Imagine standing on top of a majestic cliff rising 60 metres above the water, facing the wild sea hitting on the treacherous rocks below. Behind you stands one of the largest temples in the ancient world. Each of the columns measure 6 metres tall and 1 metre thick. Inside this enormous temple, stands a 6 metre-tall bronze statue of the God of the Seas, Poseidon.
This would have been your view at the Temple of Poseidon on the cliffs of Cape Sounion, if you travelled back to 444 BC when it was first built.
Sounion – A crucial location in the ancient Greek world
The earliest account of Sounion was found in Homer’s Odyssey, which placed Sounion as the spot where King Menelaus of Sparta died while returning from Troy. Homer’s life is shrouded in uncertainty, he could have lived between 12th or 8th century BC.
The more ‘recent’ account of Sounion was mentioned by Herodotus who wrote around 400 BC, and he mentioned Sounion as the site where ancient Athenians celebrated a boat festival there in around 6th century BC.
Archaeological finds date Sounion to around 700 BC. Two major finds concretely dates Sounion back to the Archaic period – the beautiful naked male statue called the Sounion Kouros dates from 600 BC and the self-crowing athlete “Autostephanoumenos” is a bas-relief from around 460 BC.
The Temple of Poseidon on Cape Sounion
It is most likely there was already a Temple of Poseidon on the site from the Archaic period but it was destroyed by the Persians when they sieged Athens in 480 BC during Xerxes I’s invasion of Greece.

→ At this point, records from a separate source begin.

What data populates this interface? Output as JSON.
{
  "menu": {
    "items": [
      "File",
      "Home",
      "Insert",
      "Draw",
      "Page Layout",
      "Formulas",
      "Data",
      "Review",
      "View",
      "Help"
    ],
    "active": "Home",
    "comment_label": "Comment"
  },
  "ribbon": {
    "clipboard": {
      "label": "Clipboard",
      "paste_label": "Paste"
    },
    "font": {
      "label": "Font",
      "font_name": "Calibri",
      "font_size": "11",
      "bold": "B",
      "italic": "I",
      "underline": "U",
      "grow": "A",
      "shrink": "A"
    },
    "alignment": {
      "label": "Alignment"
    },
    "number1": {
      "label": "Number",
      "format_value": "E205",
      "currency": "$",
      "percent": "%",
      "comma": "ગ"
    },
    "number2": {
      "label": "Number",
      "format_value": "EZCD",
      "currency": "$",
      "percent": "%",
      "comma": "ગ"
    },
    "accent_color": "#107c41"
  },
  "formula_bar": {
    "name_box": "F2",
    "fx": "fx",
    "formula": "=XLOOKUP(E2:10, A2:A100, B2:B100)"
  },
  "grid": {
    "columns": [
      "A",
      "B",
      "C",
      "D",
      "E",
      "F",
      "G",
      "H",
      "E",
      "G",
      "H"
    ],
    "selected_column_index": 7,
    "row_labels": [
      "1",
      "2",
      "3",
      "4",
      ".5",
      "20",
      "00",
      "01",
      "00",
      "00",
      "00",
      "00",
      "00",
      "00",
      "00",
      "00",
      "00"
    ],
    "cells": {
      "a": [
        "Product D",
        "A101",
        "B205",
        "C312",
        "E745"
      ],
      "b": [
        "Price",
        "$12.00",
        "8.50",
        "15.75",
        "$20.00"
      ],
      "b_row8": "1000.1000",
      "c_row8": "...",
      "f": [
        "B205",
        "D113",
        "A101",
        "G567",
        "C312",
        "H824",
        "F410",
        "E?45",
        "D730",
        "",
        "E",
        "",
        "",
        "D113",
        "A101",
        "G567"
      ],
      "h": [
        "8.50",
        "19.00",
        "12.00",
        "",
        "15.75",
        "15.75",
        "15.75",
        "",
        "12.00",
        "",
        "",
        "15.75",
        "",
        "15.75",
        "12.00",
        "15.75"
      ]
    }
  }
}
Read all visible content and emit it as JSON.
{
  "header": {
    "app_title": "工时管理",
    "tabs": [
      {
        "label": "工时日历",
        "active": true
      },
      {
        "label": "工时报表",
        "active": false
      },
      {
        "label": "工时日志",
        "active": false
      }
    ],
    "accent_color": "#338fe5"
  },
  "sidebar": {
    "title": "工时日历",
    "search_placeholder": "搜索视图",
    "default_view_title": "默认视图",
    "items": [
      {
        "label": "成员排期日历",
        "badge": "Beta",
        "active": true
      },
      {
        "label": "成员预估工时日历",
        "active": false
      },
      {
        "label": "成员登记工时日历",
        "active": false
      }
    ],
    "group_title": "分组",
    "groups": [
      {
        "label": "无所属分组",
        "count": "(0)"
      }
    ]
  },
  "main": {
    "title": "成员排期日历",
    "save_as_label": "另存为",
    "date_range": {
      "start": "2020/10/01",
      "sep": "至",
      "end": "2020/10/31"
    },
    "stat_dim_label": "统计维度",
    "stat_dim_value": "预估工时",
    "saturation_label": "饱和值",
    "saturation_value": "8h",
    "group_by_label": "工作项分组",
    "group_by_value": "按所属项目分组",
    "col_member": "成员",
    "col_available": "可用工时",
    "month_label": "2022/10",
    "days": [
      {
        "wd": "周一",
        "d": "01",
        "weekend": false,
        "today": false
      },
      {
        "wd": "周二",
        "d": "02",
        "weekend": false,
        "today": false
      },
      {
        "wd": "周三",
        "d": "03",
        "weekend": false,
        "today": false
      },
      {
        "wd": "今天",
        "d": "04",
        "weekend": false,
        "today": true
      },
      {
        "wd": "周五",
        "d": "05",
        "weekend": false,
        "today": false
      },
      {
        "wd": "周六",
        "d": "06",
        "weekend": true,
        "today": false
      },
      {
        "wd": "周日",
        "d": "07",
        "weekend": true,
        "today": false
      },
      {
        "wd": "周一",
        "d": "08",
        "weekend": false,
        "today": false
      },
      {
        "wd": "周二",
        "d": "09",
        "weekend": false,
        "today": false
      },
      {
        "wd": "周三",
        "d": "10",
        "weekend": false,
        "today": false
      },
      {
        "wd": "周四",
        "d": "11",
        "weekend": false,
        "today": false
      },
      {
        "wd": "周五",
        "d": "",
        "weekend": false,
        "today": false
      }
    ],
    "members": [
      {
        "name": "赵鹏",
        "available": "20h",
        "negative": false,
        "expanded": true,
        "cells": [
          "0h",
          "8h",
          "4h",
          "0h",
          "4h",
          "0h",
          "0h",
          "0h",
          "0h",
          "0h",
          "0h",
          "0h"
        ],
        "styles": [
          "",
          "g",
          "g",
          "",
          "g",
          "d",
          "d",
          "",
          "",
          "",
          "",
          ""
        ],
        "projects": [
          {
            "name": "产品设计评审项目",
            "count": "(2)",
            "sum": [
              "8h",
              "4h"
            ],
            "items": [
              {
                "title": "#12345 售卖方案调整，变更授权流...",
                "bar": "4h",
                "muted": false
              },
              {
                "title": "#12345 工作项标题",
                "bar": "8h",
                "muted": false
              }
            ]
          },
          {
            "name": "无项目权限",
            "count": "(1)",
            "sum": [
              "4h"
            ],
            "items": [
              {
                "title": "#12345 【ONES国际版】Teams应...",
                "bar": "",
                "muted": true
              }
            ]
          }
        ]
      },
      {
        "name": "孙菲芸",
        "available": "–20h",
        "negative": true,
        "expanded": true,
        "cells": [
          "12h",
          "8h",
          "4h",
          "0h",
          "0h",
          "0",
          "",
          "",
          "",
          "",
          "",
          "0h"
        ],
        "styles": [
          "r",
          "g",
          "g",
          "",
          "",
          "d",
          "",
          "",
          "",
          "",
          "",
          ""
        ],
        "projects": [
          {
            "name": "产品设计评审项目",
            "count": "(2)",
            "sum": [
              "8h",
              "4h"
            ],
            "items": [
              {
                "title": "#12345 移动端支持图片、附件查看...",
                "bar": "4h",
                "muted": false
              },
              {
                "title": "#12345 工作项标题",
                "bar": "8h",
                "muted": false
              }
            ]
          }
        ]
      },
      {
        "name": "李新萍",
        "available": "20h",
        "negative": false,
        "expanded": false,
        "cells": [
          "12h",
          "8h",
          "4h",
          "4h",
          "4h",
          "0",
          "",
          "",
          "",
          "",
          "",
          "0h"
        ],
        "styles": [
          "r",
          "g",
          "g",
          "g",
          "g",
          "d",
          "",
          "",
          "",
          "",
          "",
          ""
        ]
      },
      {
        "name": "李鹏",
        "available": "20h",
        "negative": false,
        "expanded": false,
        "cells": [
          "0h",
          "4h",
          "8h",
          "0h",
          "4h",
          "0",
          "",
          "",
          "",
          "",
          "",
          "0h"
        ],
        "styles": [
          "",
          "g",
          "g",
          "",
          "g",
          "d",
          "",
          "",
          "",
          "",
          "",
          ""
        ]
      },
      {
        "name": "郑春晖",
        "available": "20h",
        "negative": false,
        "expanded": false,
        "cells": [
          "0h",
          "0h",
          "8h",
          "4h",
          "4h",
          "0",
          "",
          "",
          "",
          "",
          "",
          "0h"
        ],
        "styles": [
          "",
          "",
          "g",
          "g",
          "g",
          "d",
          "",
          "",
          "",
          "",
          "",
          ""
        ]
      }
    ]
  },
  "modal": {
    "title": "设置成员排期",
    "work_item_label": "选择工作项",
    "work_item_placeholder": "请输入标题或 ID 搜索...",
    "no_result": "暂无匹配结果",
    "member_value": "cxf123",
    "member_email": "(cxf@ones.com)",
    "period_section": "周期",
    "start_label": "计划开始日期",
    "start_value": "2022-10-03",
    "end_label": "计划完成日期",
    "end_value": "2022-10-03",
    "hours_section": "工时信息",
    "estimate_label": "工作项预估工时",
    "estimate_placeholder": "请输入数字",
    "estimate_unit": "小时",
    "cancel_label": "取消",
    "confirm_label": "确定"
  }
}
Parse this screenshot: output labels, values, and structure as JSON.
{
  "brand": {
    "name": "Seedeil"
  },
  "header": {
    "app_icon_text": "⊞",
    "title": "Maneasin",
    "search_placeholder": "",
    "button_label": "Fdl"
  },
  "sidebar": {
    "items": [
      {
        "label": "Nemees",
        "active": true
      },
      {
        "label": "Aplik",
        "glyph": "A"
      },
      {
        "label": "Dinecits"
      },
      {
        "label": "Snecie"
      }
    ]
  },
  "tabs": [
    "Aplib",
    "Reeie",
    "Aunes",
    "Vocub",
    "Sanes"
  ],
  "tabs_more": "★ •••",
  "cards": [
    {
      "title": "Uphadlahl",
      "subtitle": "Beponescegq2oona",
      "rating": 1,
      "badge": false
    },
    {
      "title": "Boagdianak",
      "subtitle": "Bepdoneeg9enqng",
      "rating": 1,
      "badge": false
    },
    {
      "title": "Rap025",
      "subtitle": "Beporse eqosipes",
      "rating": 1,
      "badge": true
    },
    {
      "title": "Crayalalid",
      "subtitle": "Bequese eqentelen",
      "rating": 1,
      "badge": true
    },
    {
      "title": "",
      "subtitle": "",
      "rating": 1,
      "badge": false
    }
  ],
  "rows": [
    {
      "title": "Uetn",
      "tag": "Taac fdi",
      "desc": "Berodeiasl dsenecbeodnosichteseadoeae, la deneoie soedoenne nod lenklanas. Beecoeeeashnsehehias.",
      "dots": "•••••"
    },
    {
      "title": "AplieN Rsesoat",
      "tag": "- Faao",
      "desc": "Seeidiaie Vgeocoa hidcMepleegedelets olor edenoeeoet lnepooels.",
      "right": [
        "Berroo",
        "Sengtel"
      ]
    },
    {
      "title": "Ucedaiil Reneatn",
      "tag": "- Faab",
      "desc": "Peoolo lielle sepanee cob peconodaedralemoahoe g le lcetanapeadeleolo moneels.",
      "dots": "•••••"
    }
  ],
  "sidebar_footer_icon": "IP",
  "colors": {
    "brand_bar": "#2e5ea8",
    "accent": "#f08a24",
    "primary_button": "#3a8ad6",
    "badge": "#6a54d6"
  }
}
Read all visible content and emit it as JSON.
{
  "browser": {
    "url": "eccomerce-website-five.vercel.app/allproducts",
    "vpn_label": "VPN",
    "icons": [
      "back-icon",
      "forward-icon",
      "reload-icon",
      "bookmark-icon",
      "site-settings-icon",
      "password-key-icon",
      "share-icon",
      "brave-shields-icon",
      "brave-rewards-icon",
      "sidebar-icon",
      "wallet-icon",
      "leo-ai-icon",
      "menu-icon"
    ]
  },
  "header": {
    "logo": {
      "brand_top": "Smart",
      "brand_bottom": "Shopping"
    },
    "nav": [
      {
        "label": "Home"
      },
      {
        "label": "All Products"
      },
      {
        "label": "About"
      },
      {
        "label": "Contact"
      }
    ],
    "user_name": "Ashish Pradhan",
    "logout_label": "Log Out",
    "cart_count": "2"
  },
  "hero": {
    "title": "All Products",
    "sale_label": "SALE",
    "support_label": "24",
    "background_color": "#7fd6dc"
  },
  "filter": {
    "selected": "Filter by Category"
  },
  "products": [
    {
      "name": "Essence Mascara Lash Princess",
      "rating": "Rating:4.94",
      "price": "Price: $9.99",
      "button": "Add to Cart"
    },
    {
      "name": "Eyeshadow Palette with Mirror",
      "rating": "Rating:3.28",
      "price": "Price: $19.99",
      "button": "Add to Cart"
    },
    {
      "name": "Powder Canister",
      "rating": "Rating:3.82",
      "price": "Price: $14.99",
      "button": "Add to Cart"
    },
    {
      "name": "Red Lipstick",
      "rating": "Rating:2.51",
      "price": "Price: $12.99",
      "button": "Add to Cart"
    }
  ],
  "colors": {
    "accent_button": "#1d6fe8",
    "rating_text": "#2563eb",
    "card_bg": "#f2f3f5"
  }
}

This current temple dates from 440-400 BC.
Why you should visit the Temple of Poseidon on Cape Sounion
If you had visited the Parthenon on the Acropolis in Athens and marvelled at the view, you would appreciate the same view here but over the sea.
Thousands flock here each day to watch the sunset, and believe me, it is a wonderful feeling.
Lord Byron spent some months in Athens in 1810-11, and he was known to have visited Sounion twice. There was an inscription of his name on one of the columns, supposed by himself. See if you can find it. I did 😉 And when you do so, think of his poem “Isles of Greece”:
“Place me on Sunium’s marbled steep,
Where nothing, save the waves and I,
May hear our mutual murmurs sweep.”
You feel the history, the drama, the beauty of ancient Greek civilisation. You will truly understand why this was a great civilisation, in terms of engineering, art, sciences and culture. It was not a utopia for sure, but their understanding of themselves as humans are far more insightful than many of us living in this modern age.